___ Available data
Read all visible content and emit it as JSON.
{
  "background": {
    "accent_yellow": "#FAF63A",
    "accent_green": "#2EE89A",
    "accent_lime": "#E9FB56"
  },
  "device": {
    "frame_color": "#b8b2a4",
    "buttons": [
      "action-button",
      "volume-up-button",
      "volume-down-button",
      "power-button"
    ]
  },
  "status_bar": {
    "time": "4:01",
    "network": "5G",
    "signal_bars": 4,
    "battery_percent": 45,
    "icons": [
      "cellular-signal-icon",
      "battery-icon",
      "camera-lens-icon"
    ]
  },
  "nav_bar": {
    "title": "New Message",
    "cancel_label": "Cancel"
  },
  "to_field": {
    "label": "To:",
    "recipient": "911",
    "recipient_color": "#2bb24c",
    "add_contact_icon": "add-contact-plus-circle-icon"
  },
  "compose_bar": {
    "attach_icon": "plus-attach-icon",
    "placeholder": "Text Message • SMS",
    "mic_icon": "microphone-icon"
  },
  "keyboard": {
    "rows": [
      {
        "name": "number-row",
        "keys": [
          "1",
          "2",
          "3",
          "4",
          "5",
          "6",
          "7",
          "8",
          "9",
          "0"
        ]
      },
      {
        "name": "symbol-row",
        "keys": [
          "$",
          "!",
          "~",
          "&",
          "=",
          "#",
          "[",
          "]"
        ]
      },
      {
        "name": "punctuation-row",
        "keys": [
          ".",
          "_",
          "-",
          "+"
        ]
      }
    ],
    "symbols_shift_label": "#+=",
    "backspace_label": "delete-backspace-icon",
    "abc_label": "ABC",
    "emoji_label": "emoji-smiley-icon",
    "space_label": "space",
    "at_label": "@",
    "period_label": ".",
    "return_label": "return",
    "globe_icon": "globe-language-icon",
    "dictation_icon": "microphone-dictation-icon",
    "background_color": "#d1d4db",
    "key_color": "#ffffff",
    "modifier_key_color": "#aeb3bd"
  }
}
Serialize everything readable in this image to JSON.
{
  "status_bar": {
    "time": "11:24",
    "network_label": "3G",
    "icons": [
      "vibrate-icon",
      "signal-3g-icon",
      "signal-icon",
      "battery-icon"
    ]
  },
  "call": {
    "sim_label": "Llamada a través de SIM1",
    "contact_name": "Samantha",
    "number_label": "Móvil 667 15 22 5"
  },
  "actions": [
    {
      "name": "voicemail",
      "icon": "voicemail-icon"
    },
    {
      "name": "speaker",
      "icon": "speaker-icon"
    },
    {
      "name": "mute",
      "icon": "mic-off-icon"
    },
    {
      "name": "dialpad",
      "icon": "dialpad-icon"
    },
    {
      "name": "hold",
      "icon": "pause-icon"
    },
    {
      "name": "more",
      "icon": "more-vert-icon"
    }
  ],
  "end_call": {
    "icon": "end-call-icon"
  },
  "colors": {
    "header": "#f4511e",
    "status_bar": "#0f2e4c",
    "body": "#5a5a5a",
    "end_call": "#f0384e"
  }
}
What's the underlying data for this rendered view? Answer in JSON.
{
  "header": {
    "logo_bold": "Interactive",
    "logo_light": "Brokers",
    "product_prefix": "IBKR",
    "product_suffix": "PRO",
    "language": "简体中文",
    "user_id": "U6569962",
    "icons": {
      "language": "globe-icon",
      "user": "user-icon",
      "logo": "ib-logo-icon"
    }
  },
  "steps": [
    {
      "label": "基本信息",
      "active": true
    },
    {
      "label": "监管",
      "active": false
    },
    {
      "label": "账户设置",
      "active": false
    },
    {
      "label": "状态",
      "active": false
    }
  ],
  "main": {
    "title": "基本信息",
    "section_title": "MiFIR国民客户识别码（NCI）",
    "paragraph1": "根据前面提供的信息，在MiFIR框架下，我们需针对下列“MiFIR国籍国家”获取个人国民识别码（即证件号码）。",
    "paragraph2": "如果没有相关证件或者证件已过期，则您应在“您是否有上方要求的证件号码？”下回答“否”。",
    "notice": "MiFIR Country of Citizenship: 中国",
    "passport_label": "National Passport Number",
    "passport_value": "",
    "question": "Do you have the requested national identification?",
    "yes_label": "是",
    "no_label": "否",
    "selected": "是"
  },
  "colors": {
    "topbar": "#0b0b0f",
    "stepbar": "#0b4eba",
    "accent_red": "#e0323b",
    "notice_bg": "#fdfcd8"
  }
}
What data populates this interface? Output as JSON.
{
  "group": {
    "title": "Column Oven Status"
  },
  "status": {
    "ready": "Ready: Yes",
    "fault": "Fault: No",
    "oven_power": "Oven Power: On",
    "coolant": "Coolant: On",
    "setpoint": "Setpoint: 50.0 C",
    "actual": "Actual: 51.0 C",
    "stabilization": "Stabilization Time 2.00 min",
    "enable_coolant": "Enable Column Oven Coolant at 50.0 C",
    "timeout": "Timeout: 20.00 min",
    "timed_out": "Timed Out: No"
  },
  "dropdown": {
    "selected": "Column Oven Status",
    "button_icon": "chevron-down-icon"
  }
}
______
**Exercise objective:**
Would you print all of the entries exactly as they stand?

**Answer area:**
Read all visible content and emit it as JSON.
{
  "background": {
    "accent_yellow": "#FAF63A",
    "accent_green": "#2EE89A",
    "accent_lime": "#E9FB56"
  },
  "device": {
    "frame_color": "#b8b2a4",
    "buttons": [
      "action-button",
      "volume-up-button",
      "volume-down-button",
      "power-button"
    ]
  },
  "status_bar": {
    "time": "4:01",
    "network": "5G",
    "signal_bars": 4,
    "battery_percent": 45,
    "icons": [
      "cellular-signal-icon",
      "battery-icon",
      "camera-lens-icon"
    ]
  },
  "nav_bar": {
    "title": "New Message",
    "cancel_label": "Cancel"
  },
  "to_field": {
    "label": "To:",
    "recipient": "911",
    "recipient_color": "#2bb24c",
    "add_contact_icon": "add-contact-plus-circle-icon"
  },
  "compose_bar": {
    "attach_icon": "plus-attach-icon",
    "placeholder": "Text Message • SMS",
    "mic_icon": "microphone-icon"
  },
  "keyboard": {
    "rows": [
      {
        "name": "number-row",
        "keys": [
          "1",
          "2",
          "3",
          "4",
          "5",
          "6",
          "7",
          "8",
          "9",
          "0"
        ]
      },
      {
        "name": "symbol-row",
        "keys": [
          "$",
          "!",
          "~",
          "&",
          "=",
          "#",
          "[",
          "]"
        ]
      },
      {
        "name": "punctuation-row",
        "keys": [
          ".",
          "_",
          "-",
          "+"
        ]
      }
    ],
    "symbols_shift_label": "#+=",
    "backspace_label": "delete-backspace-icon",
    "abc_label": "ABC",
    "emoji_label": "emoji-smiley-icon",
    "space_label": "space",
    "at_label": "@",
    "period_label": ".",
    "return_label": "return",
    "globe_icon": "globe-language-icon",
    "dictation_icon": "microphone-dictation-icon",
    "background_color": "#d1d4db",
    "key_color": "#ffffff",
    "modifier_key_color": "#aeb3bd"
  }
}
Serialize everything readable in this image to JSON.
{
  "status_bar": {
    "time": "11:24",
    "network_label": "3G",
    "icons": [
      "vibrate-icon",
      "signal-3g-icon",
      "signal-icon",
      "battery-icon"
    ]
  },
  "call": {
    "sim_label": "Llamada a través de SIM1",
    "contact_name": "Samantha",
    "number_label": "Móvil 667 15 22 5"
  },
  "actions": [
    {
      "name": "voicemail",
      "icon": "voicemail-icon"
    },
    {
      "name": "speaker",
      "icon": "speaker-icon"
    },
    {
      "name": "mute",
      "icon": "mic-off-icon"
    },
    {
      "name": "dialpad",
      "icon": "dialpad-icon"
    },
    {
      "name": "hold",
      "icon": "pause-icon"
    },
    {
      "name": "more",
      "icon": "more-vert-icon"
    }
  ],
  "end_call": {
    "icon": "end-call-icon"
  },
  "colors": {
    "header": "#f4511e",
    "status_bar": "#0f2e4c",
    "body": "#5a5a5a",
    "end_call": "#f0384e"
  }
}
What's the underlying data for this rendered view? Answer in JSON.
{
  "header": {
    "logo_bold": "Interactive",
    "logo_light": "Brokers",
    "product_prefix": "IBKR",
    "product_suffix": "PRO",
    "language": "简体中文",
    "user_id": "U6569962",
    "icons": {
      "language": "globe-icon",
      "user": "user-icon",
      "logo": "ib-logo-icon"
    }
  },
  "steps": [
    {
      "label": "基本信息",
      "active": true
    },
    {
      "label": "监管",
      "active": false
    },
    {
      "label": "账户设置",
      "active": false
    },
    {
      "label": "状态",
      "active": false
    }
  ],
  "main": {
    "title": "基本信息",
    "section_title": "MiFIR国民客户识别码（NCI）",
    "paragraph1": "根据前面提供的信息，在MiFIR框架下，我们需针对下列“MiFIR国籍国家”获取个人国民识别码（即证件号码）。",
    "paragraph2": "如果没有相关证件或者证件已过期，则您应在“您是否有上方要求的证件号码？”下回答“否”。",
    "notice": "MiFIR Country of Citizenship: 中国",
    "passport_label": "National Passport Number",
    "passport_value": "",
    "question": "Do you have the requested national identification?",
    "yes_label": "是",
    "no_label": "否",
    "selected": "是"
  },
  "colors": {
    "topbar": "#0b0b0f",
    "stepbar": "#0b4eba",
    "accent_red": "#e0323b",
    "notice_bg": "#fdfcd8"
  }
}
What data populates this interface? Output as JSON.
{
  "group": {
    "title": "Column Oven Status"
  },
  "status": {
    "ready": "Ready: Yes",
    "fault": "Fault: No",
    "oven_power": "Oven Power: On",
    "coolant": "Coolant: On",
    "setpoint": "Setpoint: 50.0 C",
    "actual": "Actual: 51.0 C",
    "stabilization": "Stabilization Time 2.00 min",
    "enable_coolant": "Enable Column Oven Coolant at 50.0 C",
    "timeout": "Timeout: 20.00 min",
    "timed_out": "Timed Out: No"
  },
  "dropdown": {
    "selected": "Column Oven Status",
    "button_icon": "chevron-down-icon"
  }
}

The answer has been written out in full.